> Exercise description
Lines that include the string "true" are the ones to copy from the entries below.

> Supplied entries

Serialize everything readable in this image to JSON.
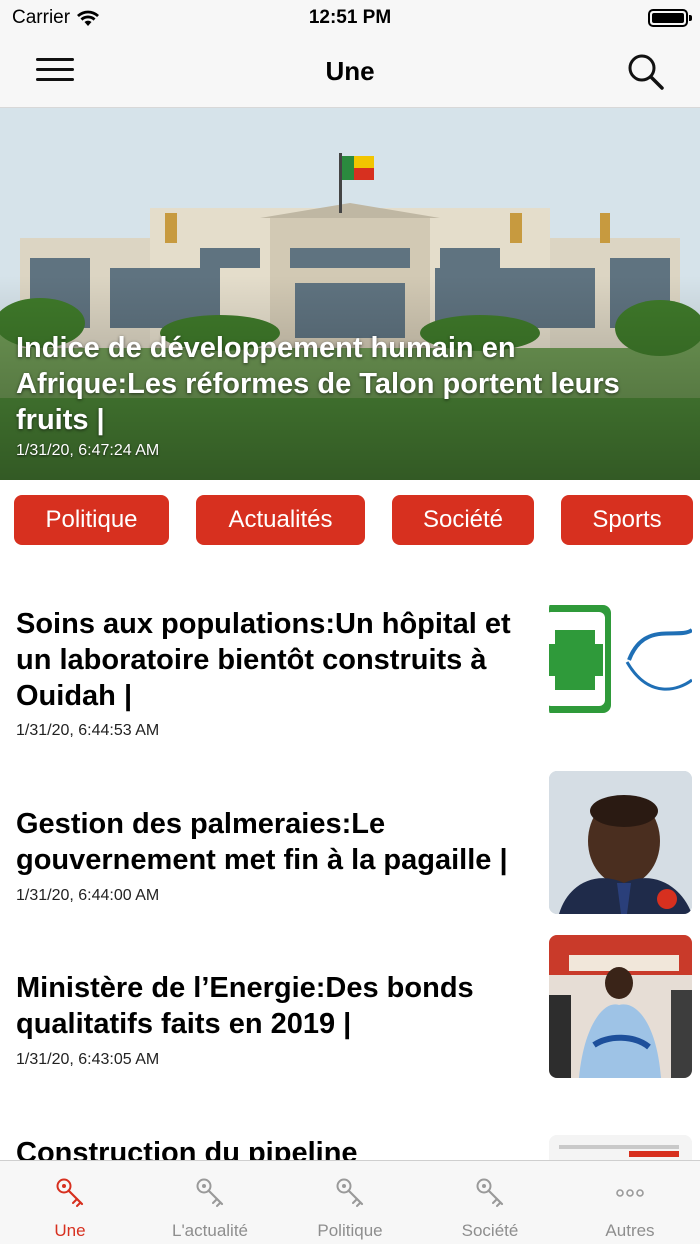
{
  "status_bar": {
    "carrier": "Carrier",
    "time": "12:51 PM"
  },
  "nav": {
    "title": "Une"
  },
  "hero": {
    "title": "Indice de développement humain en Afrique:Les réformes de Talon portent leurs fruits |",
    "timestamp": "1/31/20, 6:47:24 AM"
  },
  "categories": [
    "Politique",
    "Actualités",
    "Société",
    "Sports"
  ],
  "articles": [
    {
      "title": "Soins aux populations:Un hôpital et un laboratoire bientôt construits à Ouidah |",
      "timestamp": "1/31/20, 6:44:53 AM"
    },
    {
      "title": "Gestion des palmeraies:Le gouvernement met fin à la pagaille |",
      "timestamp": "1/31/20, 6:44:00 AM"
    },
    {
      "title": "Ministère de l’Energie:Des bonds qualitatifs faits en 2019 |",
      "timestamp": "1/31/20, 6:43:05 AM"
    },
    {
      "title": "Construction du pipeline"
    }
  ],
  "tabs": [
    {
      "label": "Une",
      "icon": "key-icon"
    },
    {
      "label": "L'actualité",
      "icon": "key-icon"
    },
    {
      "label": "Politique",
      "icon": "key-icon"
    },
    {
      "label": "Société",
      "icon": "key-icon"
    },
    {
      "label": "Autres",
      "icon": "more-icon"
    }
  ],
  "colors": {
    "accent": "#d7301f",
    "tab_inactive": "#8e8e8e",
    "bar_bg": "#f7f7f7"
  }
}
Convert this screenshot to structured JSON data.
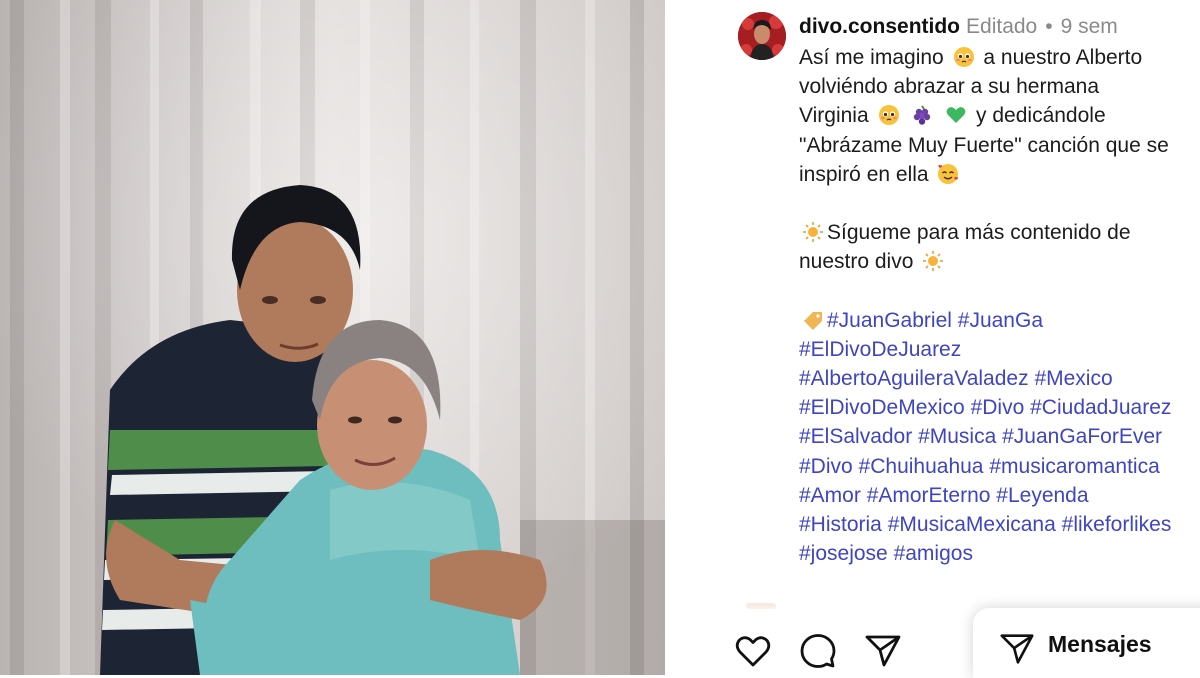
{
  "post": {
    "username": "divo.consentido",
    "edited": "Editado",
    "separator": "•",
    "time": "9 sem"
  },
  "caption": {
    "line1a": "Así me imagino",
    "line1b": "a nuestro Alberto",
    "line2": "volviéndo  abrazar a su hermana",
    "line3a": "Virginia",
    "line3b": "y dedicándole",
    "line4": "\"Abrázame Muy Fuerte\" canción que se",
    "line5": "inspiró en ella",
    "line6": "Sígueme para más contenido de",
    "line7": "nuestro divo"
  },
  "hashtags": {
    "l1a": "#JuanGabriel",
    "l1b": "#JuanGa",
    "l2": "#ElDivoDeJuarez",
    "l3a": "#AlbertoAguileraValadez",
    "l3b": "#Mexico",
    "l4a": "#ElDivoDeMexico",
    "l4b": "#Divo",
    "l4c": "#CiudadJuarez",
    "l5a": "#ElSalvador",
    "l5b": "#Musica",
    "l5c": "#JuanGaForEver",
    "l6a": "#Divo",
    "l6b": "#Chuihuahua",
    "l6c": "#musicaromantica",
    "l7a": "#Amor",
    "l7b": "#AmorEterno",
    "l7c": "#Leyenda",
    "l8a": "#Historia",
    "l8b": "#MusicaMexicana",
    "l8c": "#likeforlikes",
    "l9a": "#josejose",
    "l9b": "#amigos"
  },
  "actions": {
    "like_icon": "heart-icon",
    "comment_icon": "comment-icon",
    "share_icon": "send-icon",
    "messages_label": "Mensajes"
  },
  "emojis": [
    "pleading-face",
    "grapes",
    "green-heart",
    "smiling-face-with-hearts",
    "sun",
    "label-tag"
  ],
  "colors": {
    "hashtag": "#3f45c2",
    "text": "#1c1c1c",
    "muted": "#8a8a8a"
  }
}
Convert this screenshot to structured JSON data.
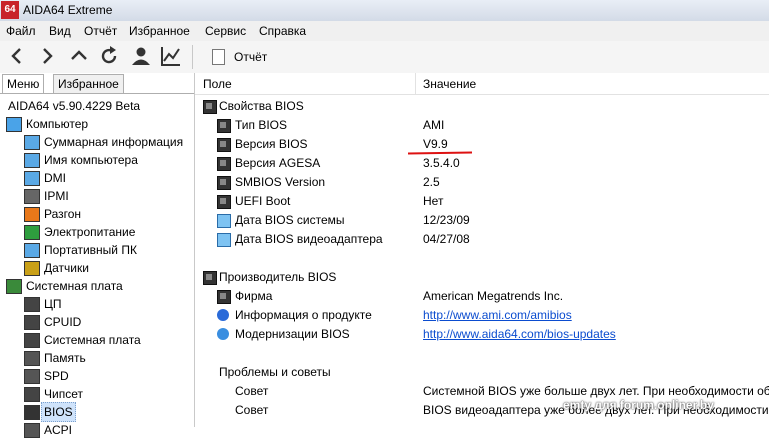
{
  "window": {
    "app_icon_text": "64",
    "title": "AIDA64 Extreme"
  },
  "menu": [
    "Файл",
    "Вид",
    "Отчёт",
    "Избранное",
    "Сервис",
    "Справка"
  ],
  "toolbar": {
    "report_label": "Отчёт"
  },
  "tabs": [
    {
      "label": "Меню",
      "active": true
    },
    {
      "label": "Избранное",
      "active": false
    }
  ],
  "tree": {
    "version": "AIDA64 v5.90.4229 Beta",
    "items": [
      {
        "label": "Компьютер",
        "icon": "computer-icon",
        "level": 0
      },
      {
        "label": "Суммарная информация",
        "icon": "summary-icon",
        "level": 1
      },
      {
        "label": "Имя компьютера",
        "icon": "computer-name-icon",
        "level": 1
      },
      {
        "label": "DMI",
        "icon": "dmi-icon",
        "level": 1
      },
      {
        "label": "IPMI",
        "icon": "ipmi-icon",
        "level": 1
      },
      {
        "label": "Разгон",
        "icon": "overclock-flame-icon",
        "level": 1
      },
      {
        "label": "Электропитание",
        "icon": "power-icon",
        "level": 1
      },
      {
        "label": "Портативный ПК",
        "icon": "laptop-icon",
        "level": 1
      },
      {
        "label": "Датчики",
        "icon": "sensor-icon",
        "level": 1
      },
      {
        "label": "Системная плата",
        "icon": "motherboard-icon",
        "level": 0
      },
      {
        "label": "ЦП",
        "icon": "cpu-icon",
        "level": 1
      },
      {
        "label": "CPUID",
        "icon": "cpuid-icon",
        "level": 1
      },
      {
        "label": "Системная плата",
        "icon": "board-icon",
        "level": 1
      },
      {
        "label": "Память",
        "icon": "memory-icon",
        "level": 1
      },
      {
        "label": "SPD",
        "icon": "spd-icon",
        "level": 1
      },
      {
        "label": "Чипсет",
        "icon": "chipset-icon",
        "level": 1
      },
      {
        "label": "BIOS",
        "icon": "bios-icon",
        "level": 1,
        "selected": true
      },
      {
        "label": "ACPI",
        "icon": "acpi-icon",
        "level": 1
      }
    ]
  },
  "columns": {
    "field": "Поле",
    "value": "Значение"
  },
  "sections": [
    {
      "title": "Свойства BIOS",
      "rows": [
        {
          "field": "Тип BIOS",
          "value": "AMI",
          "icon": "chip-icon"
        },
        {
          "field": "Версия BIOS",
          "value": "V9.9",
          "icon": "chip-icon"
        },
        {
          "field": "Версия AGESA",
          "value": "3.5.4.0",
          "icon": "chip-icon"
        },
        {
          "field": "SMBIOS Version",
          "value": "2.5",
          "icon": "chip-icon"
        },
        {
          "field": "UEFI Boot",
          "value": "Нет",
          "icon": "chip-icon"
        },
        {
          "field": "Дата BIOS системы",
          "value": "12/23/09",
          "icon": "monitor-icon"
        },
        {
          "field": "Дата BIOS видеоадаптера",
          "value": "04/27/08",
          "icon": "monitor-icon"
        }
      ]
    },
    {
      "title": "Производитель BIOS",
      "rows": [
        {
          "field": "Фирма",
          "value": "American Megatrends Inc.",
          "icon": "chip-icon"
        },
        {
          "field": "Информация о продукте",
          "value": "http://www.ami.com/amibios",
          "icon": "info-icon",
          "link": true
        },
        {
          "field": "Модернизации BIOS",
          "value": "http://www.aida64.com/bios-updates",
          "icon": "update-icon",
          "link": true
        }
      ]
    },
    {
      "title": "Проблемы и советы",
      "rows": [
        {
          "field": "Совет",
          "value": "Системной BIOS уже больше двух лет. При необходимости об..."
        },
        {
          "field": "Совет",
          "value": "BIOS видеоадаптера уже более двух лет. При необходимости..."
        }
      ]
    }
  ],
  "watermark": "emty для forum.onliner.by",
  "colors": {
    "accent": "#c8232a",
    "link": "#0b4ccf",
    "selection": "#cfe3fb",
    "annotation": "#dd1111"
  }
}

> Answer box
      "active": true
        "selected": true
          "link": true
          "link": true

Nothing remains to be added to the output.